Madame Web vs. Tyler Perry's Mea Culpa: The Worst Films of 2024

2024's Cinematic Disasters: 'Madame Web' & 'Mea Culpa' Stand as Stark Warnings Against Hollywood's Creative Bankruptcy

In a year that promised cinematic innovation and storytelling brilliance, two films have emerged that not only failed to deliver but also spectacularly missed the mark in almost every conceivable way. "Madame Web" and "Mea Culpa" stand as towering monuments to what happens when potential is squandered, talent is overlooked, and narrative coherence is tossed aside. These films serve as cautionary tales, urging moviegoers to think twice before investing their time and money.

Madame Web: A Tangled Mess of Incoherence

From its inception, "Madame Web" was poised to be a thrilling addition to the superhero genre, armed with an $80 million budget and the backing of a major studio. Instead, what audiences received was a bewildering mess that felt more like a high school project gone awry than a polished cinematic venture. The writing team, consisting of four filmmakers whose experience (or lack thereof) was painfully evident, delivered a script so devoid of logic and coherence that it was laughable.

Characters within "Madame Web" wandered through scenes with no clear motivation or energy, their actions seemingly unguided by any semblance of a plot. The dialogue was stilted, the pacing erratic, and the overall direction lacked the finesse expected of a film with such a hefty investment. This was not just a failure in storytelling but a masterclass in how not to make a superhero movie.

Mea Culpa: A Beautiful Disaster

On the other side, Tyler Perry's "Mea Culpa," a Netflix film, promised a deep dive into themes of forgiveness and redemption but instead delivered an hour and a half of cringe-worthy dialogue and unbelievable conflicts. Despite the film's beautiful cinematography and score, the narrative was plagued by characters who were as insufferable as they were unrelatable. The dialogue was repetitive to the point of frustration, and the moral dilemmas presented were so shallow that they barely scratched the surface of being thought-provoking.

The interactions between characters were awkward, with attempts at seduction coming off as uncomfortable rather than compelling. "Mea Culpa" was a testament to wasted potential, a film that could have offered meaningful insights but instead felt like a prolonged exercise in patience for anyone who dared to watch it.

Why Moviegoers Should Steer Clear

Both "Madame Web" and "Mea Culpa" exemplify a troubling trend in filmmaking: the prioritization of style over substance, and the assumption that audiences will consume anything with a recognizable name or attached to a popular genre. These films disrespect the intelligence and discernment of their viewers, offering hollow experiences that fail to entertain, enlighten, or even engage on a basic level.

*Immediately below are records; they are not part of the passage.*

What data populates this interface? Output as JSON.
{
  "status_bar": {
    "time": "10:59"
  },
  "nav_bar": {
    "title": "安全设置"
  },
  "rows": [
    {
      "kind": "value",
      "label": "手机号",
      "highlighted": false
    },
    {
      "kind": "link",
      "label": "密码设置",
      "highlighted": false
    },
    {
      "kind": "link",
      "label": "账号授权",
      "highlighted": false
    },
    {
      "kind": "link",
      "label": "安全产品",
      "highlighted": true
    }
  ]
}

Watching these films is akin to witnessing a slow-motion car crash: you're aware of the impending disaster, yet there's a morbid curiosity about how bad it can truly get. However, unlike a car crash, there's nothing to be gained from experiencing these cinematic failures. They offer no insights, no entertainment, and no redeeming qualities that would warrant the time spent watching them.

In a year that could have been remembered for cinematic excellence, "Madame Web" and "Mea Culpa" will instead be remembered as cautionary examples of what happens when filmmakers forsake narrative integrity and creative vision for the sake of expediency and profit. Moviegoers in 2024 deserve better, and the only way to ensure that is to demand more from those who create the films we love. Until then, consider giving these particular movies a wide berth, saving your time and money for works that truly merit them.

Lortir Pierre Louis

3 Blog posts